StepMap

Led by President Paul Kagame, the Rwandan state has invested immensely in healing the society from the trauma of genocide. The government introduced so-called Gacaca courts, a traditional form of community justice that involved resolving disputes through open-air hearings overseen by community elders. These community-based courts sought to handle the otherwise overwhelming caseload of genocide-related crimes.

More recently, the government introduced socio-therapy, a psychosocial healing and peace-building programme which uses small groups as an open environment for discussion and healing. It is practised in groups of an average of ten to fifteen people, including both survivors and genocide perpetrators. Meeting weekly for about three hours over fifteen weeks, a group may choose any location in their direct living environment such as a church, a private room, a place under a tree, or on grass in the open.

One of the groups, named Mvura Nkuvure (“let’s heal each other”) is where genocide survivor Mukaneza belongs. She describes her challenging first time. “It was so hard being in the same space with those who committed the genocide. I just cried and left. However, the facilitators urged me to return for other sessions. In the third session, one of the proprietors confessed to having killed my sister, and I fainted at the news. But despite the shock, the news brought me closure and the internal peace that I needed.”

Rwanda has many people suffering from psychological and social issues, but not enough trained professionals to help them. The community programme aims to address this shortage. It identifies locals who, after some training, can lead the programme. It involves different phases that cultivate safety, trust, care, respect and memory restoration. 

Many participants, despite outward appearances of competence or adjustment, understandably experience internal feelings of indignity, dehumanisation and lingering fear due to past traumatic experiences.

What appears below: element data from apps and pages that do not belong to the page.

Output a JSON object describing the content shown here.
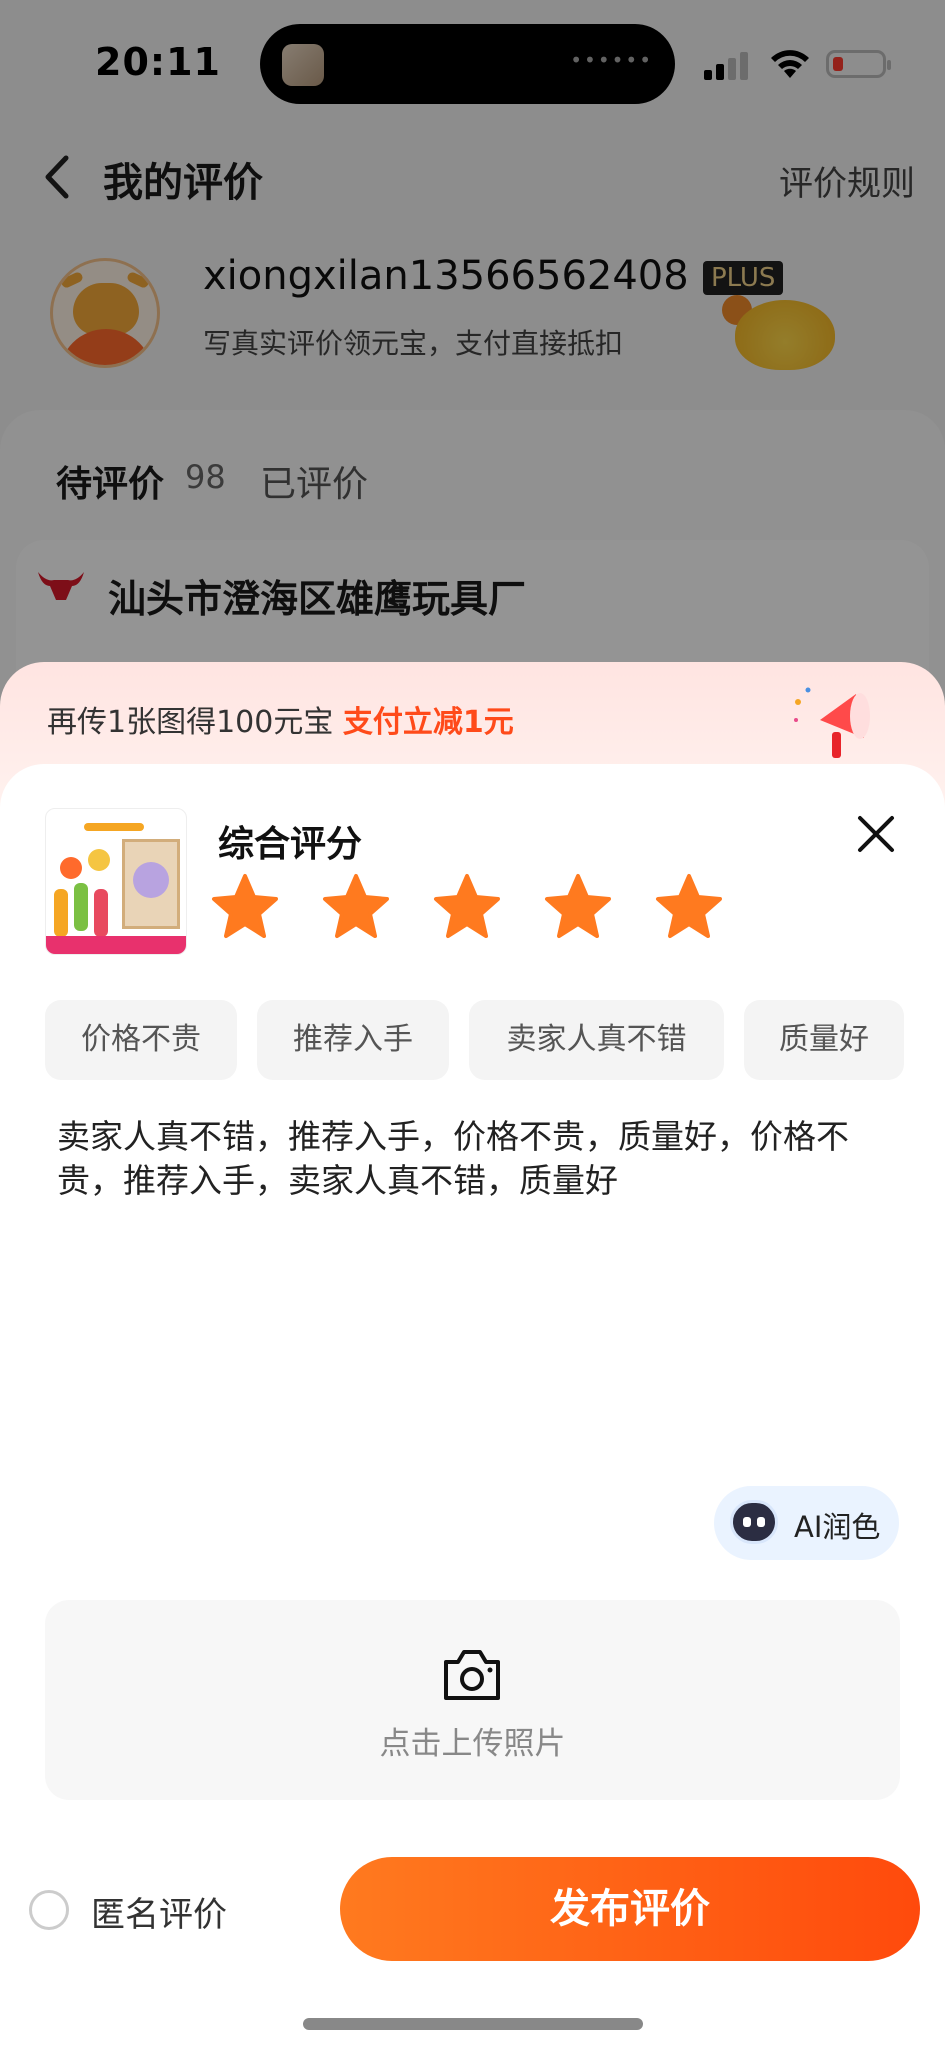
{
  "status_bar": {
    "time": "20:11"
  },
  "header": {
    "title": "我的评价",
    "rules_link": "评价规则"
  },
  "profile": {
    "username": "xiongxilan13566562408",
    "badge": "PLUS",
    "promo": "写真实评价领元宝，支付直接抵扣"
  },
  "tabs": {
    "pending_label": "待评价",
    "pending_count": "98",
    "done_label": "已评价"
  },
  "order": {
    "shop_name": "汕头市澄海区雄鹰玩具厂"
  },
  "sheet": {
    "bonus_prefix": "再传1张图得100元宝 ",
    "bonus_highlight": "支付立减1元",
    "rating_title": "综合评分",
    "rating_value": 5,
    "rating_max": 5,
    "tags": [
      "价格不贵",
      "推荐入手",
      "卖家人真不错",
      "质量好"
    ],
    "review_text": "卖家人真不错，推荐入手，价格不贵，质量好，价格不贵，推荐入手，卖家人真不错，质量好",
    "ai_button": "AI润色",
    "upload_hint": "点击上传照片",
    "anonymous_label": "匿名评价",
    "publish_button": "发布评价"
  },
  "colors": {
    "accent": "#ff5a14",
    "star": "#ff7a1f",
    "ai_bg": "#eaf3ff"
  }
}
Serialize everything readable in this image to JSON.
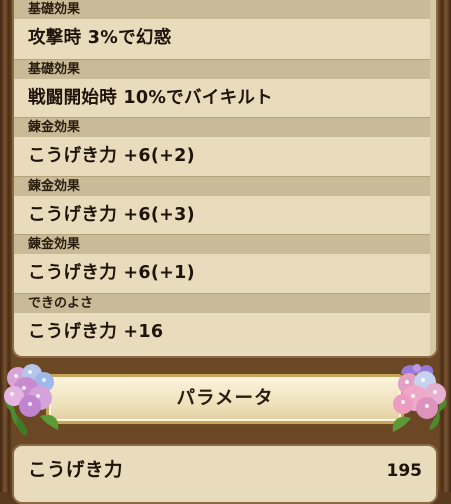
{
  "effects": [
    {
      "label": "基礎効果",
      "value": "攻撃時 3%で幻惑"
    },
    {
      "label": "基礎効果",
      "value": "戦闘開始時 10%でバイキルト"
    },
    {
      "label": "錬金効果",
      "value": "こうげき力 +6(+2)"
    },
    {
      "label": "錬金効果",
      "value": "こうげき力 +6(+3)"
    },
    {
      "label": "錬金効果",
      "value": "こうげき力 +6(+1)"
    },
    {
      "label": "できのよさ",
      "value": "こうげき力 +16"
    }
  ],
  "section": {
    "title": "パラメータ"
  },
  "params": [
    {
      "label": "こうげき力",
      "value": "195"
    }
  ],
  "icons": {
    "left": "hydrangea-flower-icon",
    "right": "hydrangea-slime-icon"
  },
  "colors": {
    "panel": "#e8dcbc",
    "header": "#c9bb98",
    "frame": "#6b4726",
    "banner_border": "#c9a55c"
  }
}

By sharing life stories, the group fosters trust among participants and creates an caring environment that helps to overcome social isolation.

Nsabimana, a former convict, says that the confession about the killings he participated in and the places where bodies were dumped and later asking for forgiveness, has set him free. “Even though I had been set free and was out of prison physically, I still felt psychologically bound. After participating in the programme, I feel wholly forgiven and accepted in my community,” he says.

The group sessions allow the reflection on the bad events of the genocide and help evaluate where participants are on the path to healing. “Mvura Nkuvure allowed me to share my personal story. I had never had the chance to talk about my tough encounters during the genocide. In the past, I suffered chronic headaches and insomnia, but since joining the programme, the headaches are gone, and I feel much lighter. My household is also happier, and we can now concentrate on developing ourselves,” says Mukaneza.

Stella Tushabe is a freelance writer in Rwanda.
stellatush@gmail.com